• [Task item] Exclude all images and print the entries below exactly.

• [The records]
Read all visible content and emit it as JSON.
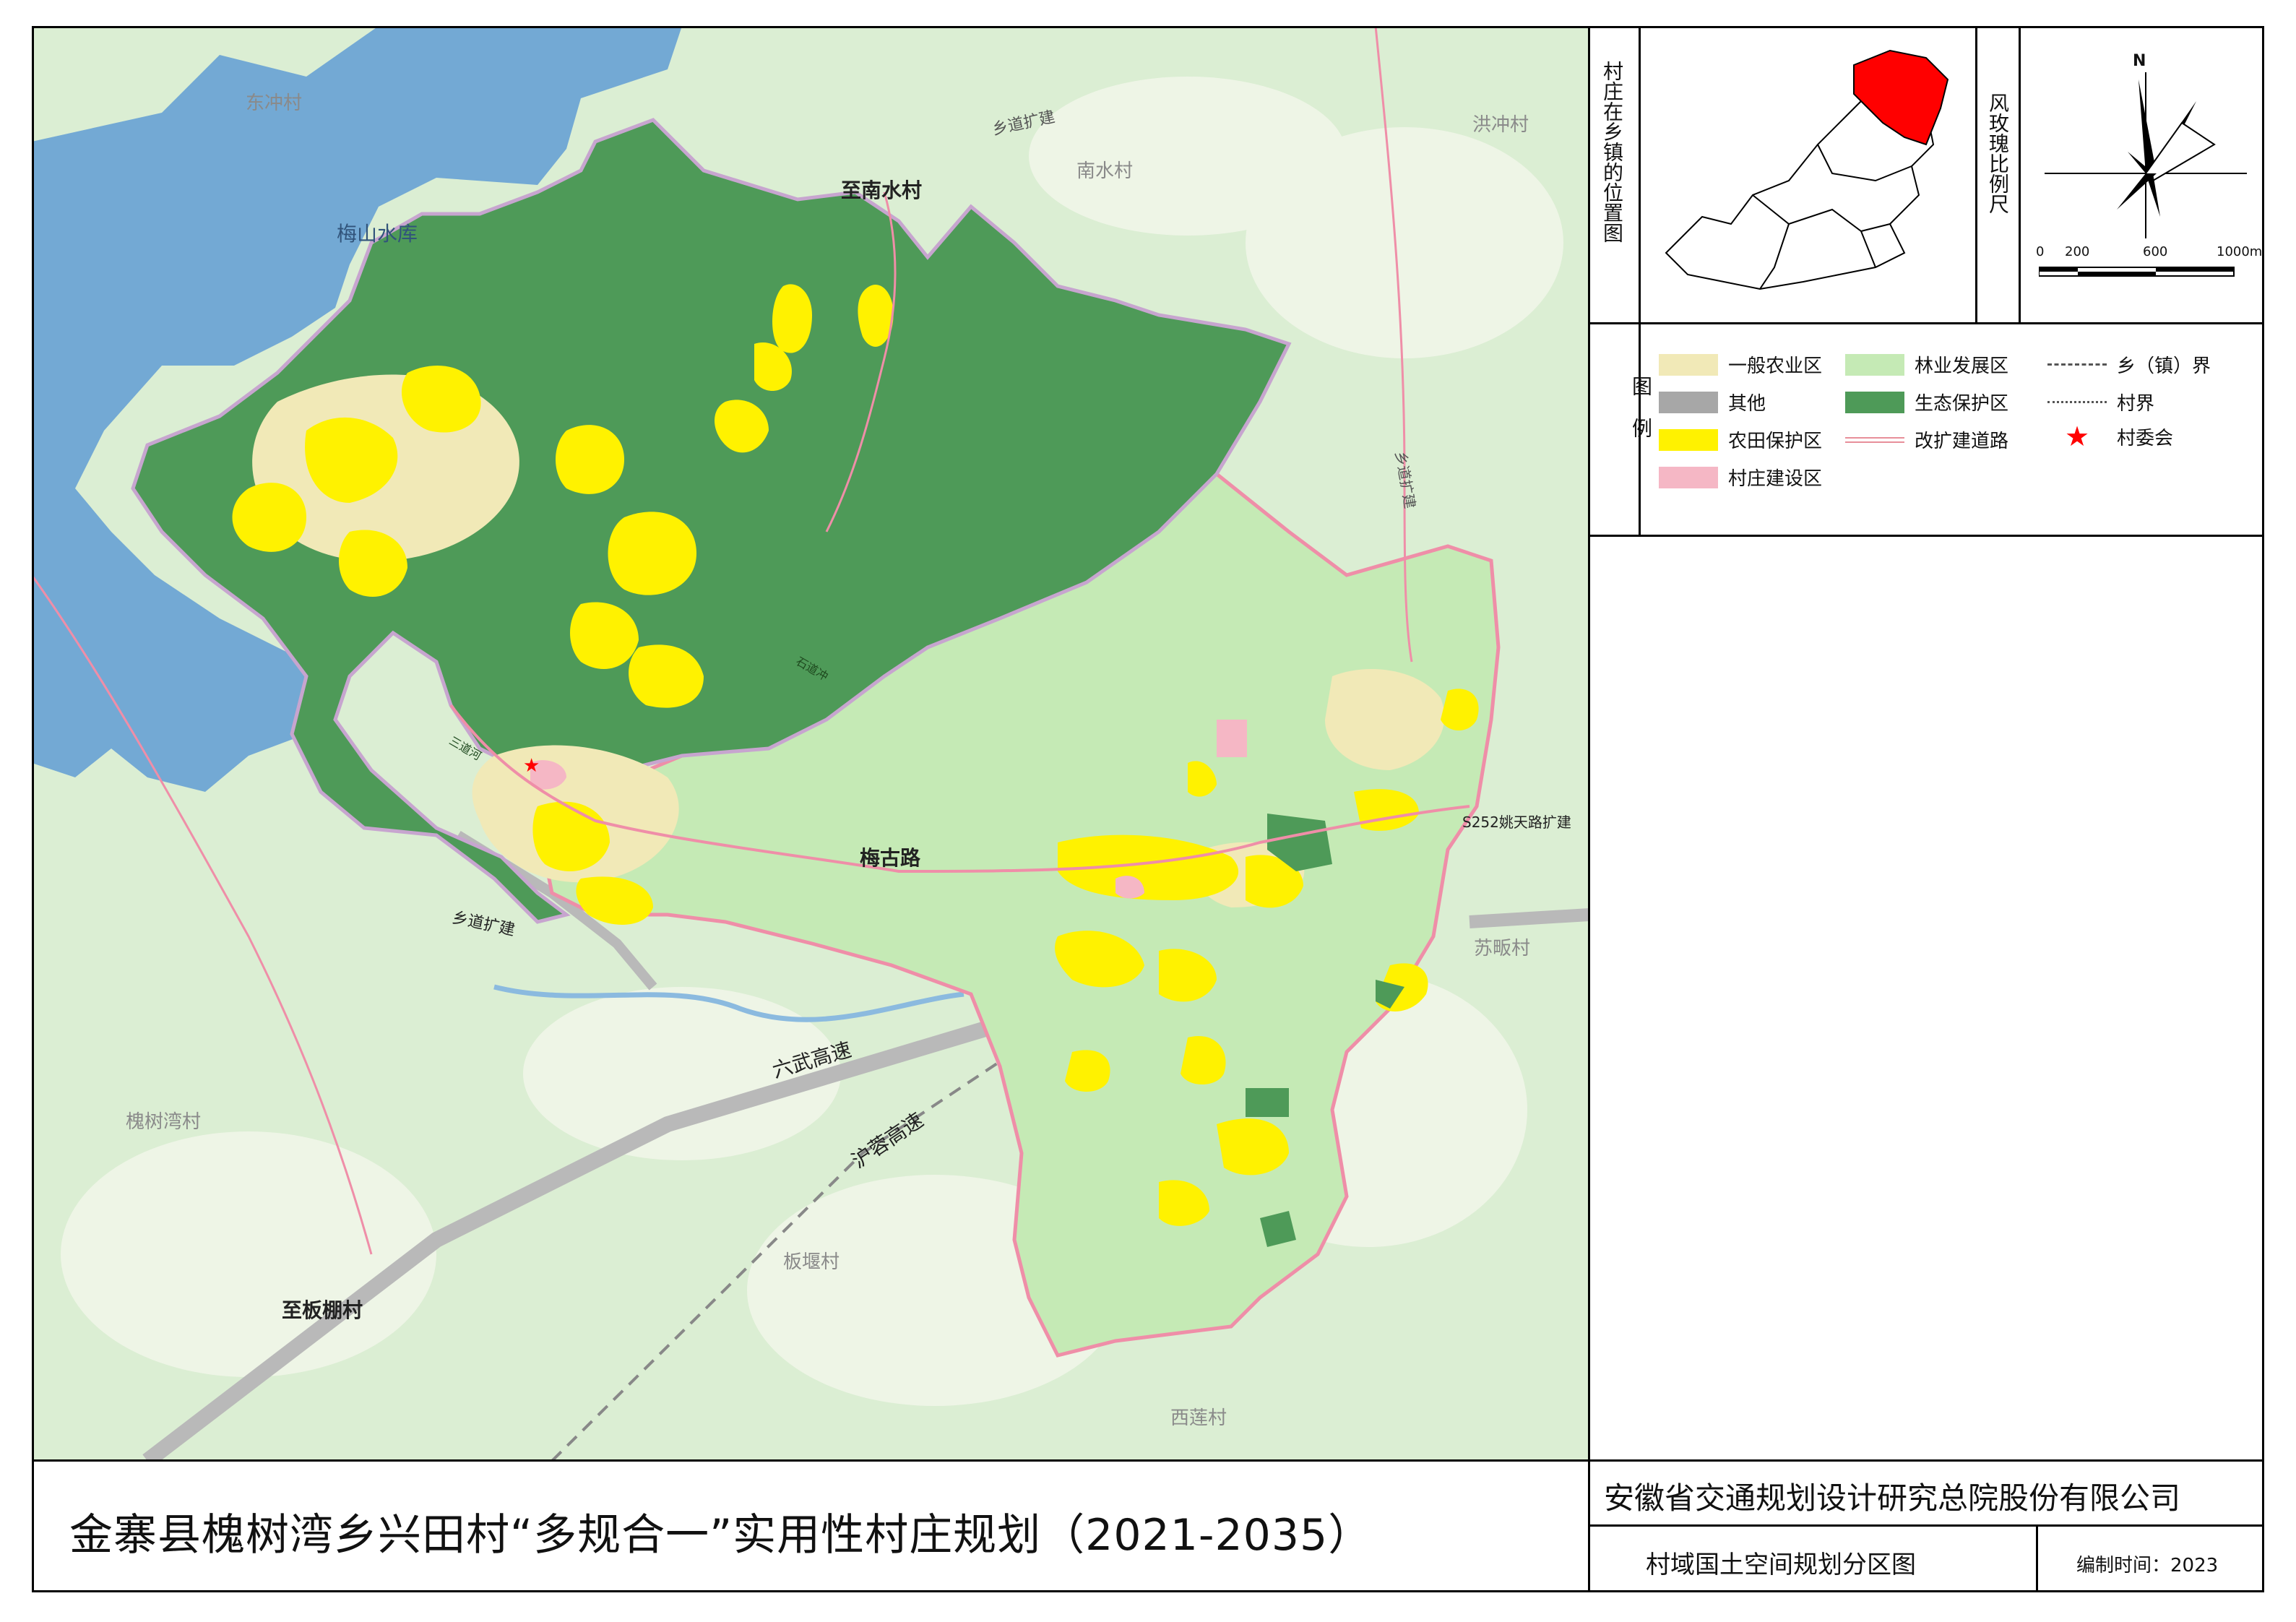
{
  "title": "金寨县槐树湾乡兴田村“多规合一”实用性村庄规划（2021-2035）",
  "company": "安徽省交通规划设计研究总院股份有限公司",
  "subtitle": "村域国土空间规划分区图",
  "date_text": "编制时间：2023",
  "location_map": {
    "label": "村庄在乡镇的位置图"
  },
  "compass": {
    "label": "风玫瑰比例尺",
    "north": "N"
  },
  "scale_bar": {
    "ticks": [
      "0",
      "200",
      "600",
      "1000m"
    ]
  },
  "legend": {
    "label": "图例",
    "items": [
      {
        "label": "一般农业区",
        "color": "#f1e9b7",
        "kind": "fill"
      },
      {
        "label": "林业发展区",
        "color": "#c5eab5",
        "kind": "fill"
      },
      {
        "label": "乡（镇）界",
        "color": "#555555",
        "kind": "dash"
      },
      {
        "label": "其他",
        "color": "#a7a7a7",
        "kind": "fill"
      },
      {
        "label": "生态保护区",
        "color": "#4e9a58",
        "kind": "fill"
      },
      {
        "label": "村界",
        "color": "#555555",
        "kind": "dot"
      },
      {
        "label": "农田保护区",
        "color": "#fff200",
        "kind": "fill"
      },
      {
        "label": "改扩建道路",
        "color": "#e88f9a",
        "kind": "road"
      },
      {
        "label": "村委会",
        "color": "#ff0000",
        "kind": "star"
      },
      {
        "label": "村庄建设区",
        "color": "#f5b7c5",
        "kind": "fill"
      }
    ]
  },
  "map_labels": {
    "dongchong": "东冲村",
    "meishan": "梅山水库",
    "zhinanshui": "至南水村",
    "xiangdao_top": "乡道扩建",
    "nanshui": "南水村",
    "hongchong": "洪冲村",
    "xiangdao_right": "乡道扩建",
    "meigu": "梅古路",
    "s252": "S252姚天路扩建",
    "sufan": "苏畈村",
    "xiangdao_left": "乡道扩建",
    "liuwu": "六武高速",
    "hurong": "沪蓉高速",
    "huaishuwan": "槐树湾村",
    "banyan": "板堰村",
    "zhibanpeng": "至板棚村",
    "xilian": "西莲村",
    "sanli": "三道河",
    "shidao": "石道冲"
  }
}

• [Result of the task]
Read all visible content and emit it as JSON.
{
  "title": "金寨县槐树湾乡兴田村“多规合一”实用性村庄规划（2021-2035）",
  "company": "安徽省交通规划设计研究总院股份有限公司",
  "subtitle": "村域国土空间规划分区图",
  "date_text": "编制时间：2023",
  "location_map": {
    "label": "村庄在乡镇的位置图"
  },
  "compass": {
    "label": "风玫瑰比例尺",
    "north": "N"
  },
  "scale_bar": {
    "ticks": [
      "0",
      "200",
      "600",
      "1000m"
    ]
  },
  "legend": {
    "label": "图例",
    "items": [
      {
        "label": "一般农业区",
        "color": "#f1e9b7",
        "kind": "fill"
      },
      {
        "label": "林业发展区",
        "color": "#c5eab5",
        "kind": "fill"
      },
      {
        "label": "乡（镇）界",
        "color": "#555555",
        "kind": "dash"
      },
      {
        "label": "其他",
        "color": "#a7a7a7",
        "kind": "fill"
      },
      {
        "label": "生态保护区",
        "color": "#4e9a58",
        "kind": "fill"
      },
      {
        "label": "村界",
        "color": "#555555",
        "kind": "dot"
      },
      {
        "label": "农田保护区",
        "color": "#fff200",
        "kind": "fill"
      },
      {
        "label": "改扩建道路",
        "color": "#e88f9a",
        "kind": "road"
      },
      {
        "label": "村委会",
        "color": "#ff0000",
        "kind": "star"
      },
      {
        "label": "村庄建设区",
        "color": "#f5b7c5",
        "kind": "fill"
      }
    ]
  },
  "map_labels": {
    "dongchong": "东冲村",
    "meishan": "梅山水库",
    "zhinanshui": "至南水村",
    "xiangdao_top": "乡道扩建",
    "nanshui": "南水村",
    "hongchong": "洪冲村",
    "xiangdao_right": "乡道扩建",
    "meigu": "梅古路",
    "s252": "S252姚天路扩建",
    "sufan": "苏畈村",
    "xiangdao_left": "乡道扩建",
    "liuwu": "六武高速",
    "hurong": "沪蓉高速",
    "huaishuwan": "槐树湾村",
    "banyan": "板堰村",
    "zhibanpeng": "至板棚村",
    "xilian": "西莲村",
    "sanli": "三道河",
    "shidao": "石道冲"
  }
}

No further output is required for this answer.